> _DATA_:

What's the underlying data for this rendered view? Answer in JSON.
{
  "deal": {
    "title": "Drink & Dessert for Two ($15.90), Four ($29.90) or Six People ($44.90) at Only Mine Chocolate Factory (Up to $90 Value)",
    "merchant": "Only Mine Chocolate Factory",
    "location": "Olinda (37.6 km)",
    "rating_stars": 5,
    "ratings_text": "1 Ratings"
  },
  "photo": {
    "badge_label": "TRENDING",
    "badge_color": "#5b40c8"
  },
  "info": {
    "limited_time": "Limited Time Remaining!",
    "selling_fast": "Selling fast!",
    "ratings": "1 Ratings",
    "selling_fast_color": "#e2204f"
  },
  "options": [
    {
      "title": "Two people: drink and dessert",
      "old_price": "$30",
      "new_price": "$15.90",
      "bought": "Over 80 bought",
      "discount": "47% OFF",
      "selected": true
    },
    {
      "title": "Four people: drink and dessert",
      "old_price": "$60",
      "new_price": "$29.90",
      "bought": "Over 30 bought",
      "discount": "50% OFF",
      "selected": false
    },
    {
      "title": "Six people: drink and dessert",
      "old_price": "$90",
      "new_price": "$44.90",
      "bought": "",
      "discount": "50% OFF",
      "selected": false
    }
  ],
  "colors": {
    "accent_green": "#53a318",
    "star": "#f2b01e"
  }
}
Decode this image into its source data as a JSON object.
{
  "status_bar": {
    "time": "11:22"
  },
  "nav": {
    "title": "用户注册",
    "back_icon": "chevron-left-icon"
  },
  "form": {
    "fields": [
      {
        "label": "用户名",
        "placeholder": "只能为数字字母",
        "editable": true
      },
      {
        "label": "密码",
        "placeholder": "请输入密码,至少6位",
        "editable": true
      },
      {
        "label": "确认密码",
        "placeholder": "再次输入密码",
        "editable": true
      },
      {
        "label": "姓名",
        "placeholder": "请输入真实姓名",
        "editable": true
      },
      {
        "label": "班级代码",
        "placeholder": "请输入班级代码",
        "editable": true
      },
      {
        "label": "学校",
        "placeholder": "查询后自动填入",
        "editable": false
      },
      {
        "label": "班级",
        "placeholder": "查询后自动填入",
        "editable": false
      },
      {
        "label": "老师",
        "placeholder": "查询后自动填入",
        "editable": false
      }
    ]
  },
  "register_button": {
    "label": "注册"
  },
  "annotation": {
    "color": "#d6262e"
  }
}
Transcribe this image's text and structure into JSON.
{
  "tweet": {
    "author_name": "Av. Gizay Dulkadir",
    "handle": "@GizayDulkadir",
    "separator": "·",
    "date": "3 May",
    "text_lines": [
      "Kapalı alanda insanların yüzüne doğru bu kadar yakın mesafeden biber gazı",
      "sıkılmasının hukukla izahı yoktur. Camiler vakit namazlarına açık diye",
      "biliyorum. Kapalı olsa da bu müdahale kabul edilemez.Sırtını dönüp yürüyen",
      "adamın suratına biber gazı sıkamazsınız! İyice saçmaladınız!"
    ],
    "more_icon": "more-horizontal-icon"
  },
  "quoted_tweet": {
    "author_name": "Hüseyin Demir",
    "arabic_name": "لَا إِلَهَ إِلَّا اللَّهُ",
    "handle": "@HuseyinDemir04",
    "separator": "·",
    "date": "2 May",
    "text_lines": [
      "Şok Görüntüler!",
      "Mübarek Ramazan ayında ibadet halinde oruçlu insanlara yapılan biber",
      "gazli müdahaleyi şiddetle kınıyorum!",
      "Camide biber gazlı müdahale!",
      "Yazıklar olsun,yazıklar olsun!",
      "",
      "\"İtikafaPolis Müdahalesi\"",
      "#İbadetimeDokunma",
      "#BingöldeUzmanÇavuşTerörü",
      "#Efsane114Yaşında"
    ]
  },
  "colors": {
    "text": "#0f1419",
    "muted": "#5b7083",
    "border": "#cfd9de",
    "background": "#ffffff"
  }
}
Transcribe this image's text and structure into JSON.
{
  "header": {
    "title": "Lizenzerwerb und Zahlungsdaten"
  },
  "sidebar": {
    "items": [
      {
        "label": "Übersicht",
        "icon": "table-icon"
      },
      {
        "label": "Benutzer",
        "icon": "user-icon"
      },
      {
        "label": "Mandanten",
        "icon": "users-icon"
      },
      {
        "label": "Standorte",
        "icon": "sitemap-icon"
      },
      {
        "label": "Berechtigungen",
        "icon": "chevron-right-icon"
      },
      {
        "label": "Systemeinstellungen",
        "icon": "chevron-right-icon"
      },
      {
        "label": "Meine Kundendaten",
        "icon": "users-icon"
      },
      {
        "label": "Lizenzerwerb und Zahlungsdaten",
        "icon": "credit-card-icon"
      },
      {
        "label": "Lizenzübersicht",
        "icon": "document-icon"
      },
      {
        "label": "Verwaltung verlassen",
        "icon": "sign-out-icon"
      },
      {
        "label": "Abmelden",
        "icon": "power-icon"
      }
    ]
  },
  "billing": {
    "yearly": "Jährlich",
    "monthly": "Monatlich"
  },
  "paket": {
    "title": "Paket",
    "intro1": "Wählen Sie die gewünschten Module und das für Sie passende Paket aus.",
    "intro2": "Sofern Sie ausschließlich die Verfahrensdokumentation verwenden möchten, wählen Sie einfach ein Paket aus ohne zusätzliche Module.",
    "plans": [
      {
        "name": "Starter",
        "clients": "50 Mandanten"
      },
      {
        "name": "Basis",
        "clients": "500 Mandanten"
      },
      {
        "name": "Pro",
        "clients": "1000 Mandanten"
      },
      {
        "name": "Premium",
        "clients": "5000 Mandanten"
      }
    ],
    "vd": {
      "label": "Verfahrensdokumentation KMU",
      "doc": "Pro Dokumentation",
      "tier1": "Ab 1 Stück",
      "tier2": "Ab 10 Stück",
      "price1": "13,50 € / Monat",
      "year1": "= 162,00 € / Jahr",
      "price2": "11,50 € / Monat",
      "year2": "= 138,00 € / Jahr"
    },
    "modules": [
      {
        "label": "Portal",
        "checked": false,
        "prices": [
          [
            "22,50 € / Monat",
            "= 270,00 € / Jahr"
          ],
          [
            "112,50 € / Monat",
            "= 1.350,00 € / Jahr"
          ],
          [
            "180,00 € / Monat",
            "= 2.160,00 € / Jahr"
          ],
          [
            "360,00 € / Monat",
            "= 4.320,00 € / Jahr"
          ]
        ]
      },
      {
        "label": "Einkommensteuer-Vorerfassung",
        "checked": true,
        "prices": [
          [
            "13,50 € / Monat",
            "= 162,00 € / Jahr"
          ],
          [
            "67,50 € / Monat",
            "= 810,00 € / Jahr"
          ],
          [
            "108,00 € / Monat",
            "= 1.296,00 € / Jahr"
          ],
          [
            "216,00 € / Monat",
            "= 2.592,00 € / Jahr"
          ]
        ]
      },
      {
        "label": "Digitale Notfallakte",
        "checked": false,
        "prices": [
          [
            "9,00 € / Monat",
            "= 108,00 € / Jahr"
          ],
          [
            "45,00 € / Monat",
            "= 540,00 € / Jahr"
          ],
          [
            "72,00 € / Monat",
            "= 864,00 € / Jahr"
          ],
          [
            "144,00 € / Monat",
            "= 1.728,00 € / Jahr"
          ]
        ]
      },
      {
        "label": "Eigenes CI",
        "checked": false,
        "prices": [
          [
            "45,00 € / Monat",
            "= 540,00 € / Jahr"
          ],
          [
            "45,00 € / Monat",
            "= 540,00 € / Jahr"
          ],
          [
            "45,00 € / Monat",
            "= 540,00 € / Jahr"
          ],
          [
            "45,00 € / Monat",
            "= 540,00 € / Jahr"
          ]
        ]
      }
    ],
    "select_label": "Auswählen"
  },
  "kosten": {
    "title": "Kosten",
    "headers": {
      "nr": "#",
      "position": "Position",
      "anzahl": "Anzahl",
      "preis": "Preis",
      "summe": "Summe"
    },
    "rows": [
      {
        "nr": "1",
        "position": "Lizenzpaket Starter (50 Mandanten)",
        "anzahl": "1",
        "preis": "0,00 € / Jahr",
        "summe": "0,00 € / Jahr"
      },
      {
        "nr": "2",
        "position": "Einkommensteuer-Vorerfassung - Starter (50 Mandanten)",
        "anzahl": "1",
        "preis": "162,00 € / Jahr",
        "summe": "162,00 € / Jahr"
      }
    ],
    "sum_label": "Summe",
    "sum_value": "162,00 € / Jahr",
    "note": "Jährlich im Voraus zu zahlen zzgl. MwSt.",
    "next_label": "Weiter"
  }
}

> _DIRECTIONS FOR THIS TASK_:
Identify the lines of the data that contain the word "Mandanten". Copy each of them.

> _SOLUTION FOR THIS TASK_:
        "label": "Mandanten",
        "clients": "50 Mandanten"
        "clients": "500 Mandanten"
        "clients": "1000 Mandanten"
        "clients": "5000 Mandanten"
        "position": "Lizenzpaket Starter (50 Mandanten)",
        "position": "Einkommensteuer-Vorerfassung - Starter (50 Mandanten)",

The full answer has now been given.